▶ [DESCRIPTION OF THE TASK] The string "holder" may appear on lines of the entries below; report how many such lines there are, and only that.

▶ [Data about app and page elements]
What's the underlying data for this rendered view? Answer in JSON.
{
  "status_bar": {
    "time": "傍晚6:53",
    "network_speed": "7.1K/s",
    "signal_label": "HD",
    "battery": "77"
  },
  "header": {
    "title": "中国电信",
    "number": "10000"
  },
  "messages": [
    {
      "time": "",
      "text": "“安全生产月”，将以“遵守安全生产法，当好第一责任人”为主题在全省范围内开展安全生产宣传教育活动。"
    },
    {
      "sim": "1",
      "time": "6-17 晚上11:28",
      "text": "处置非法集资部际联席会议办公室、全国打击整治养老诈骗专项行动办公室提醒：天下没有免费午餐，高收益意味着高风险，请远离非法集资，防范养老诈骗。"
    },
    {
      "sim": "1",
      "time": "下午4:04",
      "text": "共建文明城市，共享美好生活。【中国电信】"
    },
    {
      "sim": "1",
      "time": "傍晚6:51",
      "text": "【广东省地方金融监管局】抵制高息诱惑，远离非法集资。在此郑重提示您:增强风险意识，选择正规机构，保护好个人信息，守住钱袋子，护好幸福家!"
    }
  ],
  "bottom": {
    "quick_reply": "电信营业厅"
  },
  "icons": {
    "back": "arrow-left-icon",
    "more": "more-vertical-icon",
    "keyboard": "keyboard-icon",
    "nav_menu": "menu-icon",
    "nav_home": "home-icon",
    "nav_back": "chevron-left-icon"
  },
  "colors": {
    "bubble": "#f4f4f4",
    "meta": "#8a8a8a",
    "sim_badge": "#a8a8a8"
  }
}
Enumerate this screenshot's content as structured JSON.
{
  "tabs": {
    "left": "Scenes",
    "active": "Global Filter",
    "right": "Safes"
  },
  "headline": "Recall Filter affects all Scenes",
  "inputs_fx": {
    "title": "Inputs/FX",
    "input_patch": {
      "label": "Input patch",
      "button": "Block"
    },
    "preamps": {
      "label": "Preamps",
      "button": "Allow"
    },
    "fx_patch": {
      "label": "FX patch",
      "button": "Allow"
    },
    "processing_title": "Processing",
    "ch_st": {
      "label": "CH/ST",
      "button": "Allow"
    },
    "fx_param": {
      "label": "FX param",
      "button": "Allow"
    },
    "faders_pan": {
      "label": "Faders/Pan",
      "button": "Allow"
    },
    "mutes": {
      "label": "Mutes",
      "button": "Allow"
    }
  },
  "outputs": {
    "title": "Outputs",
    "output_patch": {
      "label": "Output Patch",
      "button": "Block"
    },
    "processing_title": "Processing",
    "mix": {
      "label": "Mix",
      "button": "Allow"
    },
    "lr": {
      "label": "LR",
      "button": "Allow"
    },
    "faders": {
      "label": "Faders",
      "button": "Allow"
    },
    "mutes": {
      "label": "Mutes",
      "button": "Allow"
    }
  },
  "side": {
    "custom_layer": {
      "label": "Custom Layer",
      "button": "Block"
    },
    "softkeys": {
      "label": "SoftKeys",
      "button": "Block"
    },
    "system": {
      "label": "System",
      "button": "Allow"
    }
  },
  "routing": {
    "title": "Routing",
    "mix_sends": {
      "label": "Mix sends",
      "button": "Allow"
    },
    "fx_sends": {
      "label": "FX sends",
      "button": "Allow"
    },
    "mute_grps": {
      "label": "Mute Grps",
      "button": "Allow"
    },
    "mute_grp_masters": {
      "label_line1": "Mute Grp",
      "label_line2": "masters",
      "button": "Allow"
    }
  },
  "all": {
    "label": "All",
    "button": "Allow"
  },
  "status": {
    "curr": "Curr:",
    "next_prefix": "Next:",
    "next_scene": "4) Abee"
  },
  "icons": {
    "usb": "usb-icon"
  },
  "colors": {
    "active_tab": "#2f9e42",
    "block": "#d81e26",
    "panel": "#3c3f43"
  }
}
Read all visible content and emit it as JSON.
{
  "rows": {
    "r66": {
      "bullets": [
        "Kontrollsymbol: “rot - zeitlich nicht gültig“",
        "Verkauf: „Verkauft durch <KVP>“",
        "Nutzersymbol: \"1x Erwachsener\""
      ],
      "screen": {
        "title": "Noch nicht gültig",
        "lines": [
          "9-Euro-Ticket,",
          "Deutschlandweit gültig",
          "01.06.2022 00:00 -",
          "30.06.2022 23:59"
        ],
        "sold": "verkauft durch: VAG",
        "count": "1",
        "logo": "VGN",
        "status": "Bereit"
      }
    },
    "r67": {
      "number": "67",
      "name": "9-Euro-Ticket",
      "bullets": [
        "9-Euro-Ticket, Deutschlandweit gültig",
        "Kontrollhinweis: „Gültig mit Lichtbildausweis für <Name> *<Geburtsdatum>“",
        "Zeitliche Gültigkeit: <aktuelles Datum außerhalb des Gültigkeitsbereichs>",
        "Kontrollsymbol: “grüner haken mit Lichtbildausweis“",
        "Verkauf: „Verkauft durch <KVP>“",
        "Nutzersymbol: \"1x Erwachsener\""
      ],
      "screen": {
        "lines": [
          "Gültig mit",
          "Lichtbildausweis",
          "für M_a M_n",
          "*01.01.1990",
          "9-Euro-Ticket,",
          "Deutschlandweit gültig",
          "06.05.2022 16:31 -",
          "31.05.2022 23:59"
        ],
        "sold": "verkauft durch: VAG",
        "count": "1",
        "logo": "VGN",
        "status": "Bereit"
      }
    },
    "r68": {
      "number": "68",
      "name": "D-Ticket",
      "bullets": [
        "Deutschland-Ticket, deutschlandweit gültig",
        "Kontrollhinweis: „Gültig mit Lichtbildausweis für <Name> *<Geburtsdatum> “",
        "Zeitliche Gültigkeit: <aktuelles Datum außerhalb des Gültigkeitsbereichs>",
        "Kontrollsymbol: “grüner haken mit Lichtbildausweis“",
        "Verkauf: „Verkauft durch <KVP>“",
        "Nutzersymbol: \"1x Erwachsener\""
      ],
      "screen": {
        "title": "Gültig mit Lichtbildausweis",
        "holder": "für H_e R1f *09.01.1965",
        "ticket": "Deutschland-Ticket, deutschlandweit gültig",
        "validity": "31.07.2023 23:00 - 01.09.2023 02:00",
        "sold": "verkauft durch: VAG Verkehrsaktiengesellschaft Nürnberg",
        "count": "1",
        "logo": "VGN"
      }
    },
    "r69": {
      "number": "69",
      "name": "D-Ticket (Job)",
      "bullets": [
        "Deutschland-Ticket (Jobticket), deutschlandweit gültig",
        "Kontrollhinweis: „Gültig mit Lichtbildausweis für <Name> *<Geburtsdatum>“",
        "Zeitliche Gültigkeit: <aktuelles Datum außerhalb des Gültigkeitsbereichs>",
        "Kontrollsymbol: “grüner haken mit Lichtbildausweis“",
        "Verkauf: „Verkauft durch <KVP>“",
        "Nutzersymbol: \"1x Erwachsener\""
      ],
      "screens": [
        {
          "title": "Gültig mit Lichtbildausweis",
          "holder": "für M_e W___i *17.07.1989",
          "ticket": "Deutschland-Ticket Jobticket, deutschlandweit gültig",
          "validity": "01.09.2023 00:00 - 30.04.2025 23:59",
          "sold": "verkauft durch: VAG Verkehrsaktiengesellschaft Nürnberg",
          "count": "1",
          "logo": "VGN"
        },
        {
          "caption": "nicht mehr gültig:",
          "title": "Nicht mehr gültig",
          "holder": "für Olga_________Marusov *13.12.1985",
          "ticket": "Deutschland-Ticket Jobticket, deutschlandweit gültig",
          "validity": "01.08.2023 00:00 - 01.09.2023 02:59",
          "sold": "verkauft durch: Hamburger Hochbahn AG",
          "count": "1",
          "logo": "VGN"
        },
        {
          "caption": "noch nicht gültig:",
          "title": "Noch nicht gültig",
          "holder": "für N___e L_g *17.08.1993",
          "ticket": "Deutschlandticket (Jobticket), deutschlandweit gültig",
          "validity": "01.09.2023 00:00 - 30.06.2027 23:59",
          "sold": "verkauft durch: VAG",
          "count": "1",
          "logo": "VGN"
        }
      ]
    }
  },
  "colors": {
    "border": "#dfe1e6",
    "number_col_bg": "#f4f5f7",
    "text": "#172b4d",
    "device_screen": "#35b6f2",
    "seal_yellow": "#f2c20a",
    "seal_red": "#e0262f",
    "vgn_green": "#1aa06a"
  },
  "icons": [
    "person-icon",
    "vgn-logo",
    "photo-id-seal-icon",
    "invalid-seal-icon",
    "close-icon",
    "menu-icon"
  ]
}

▶ [RESPONSE TO THE EXERCISE] 4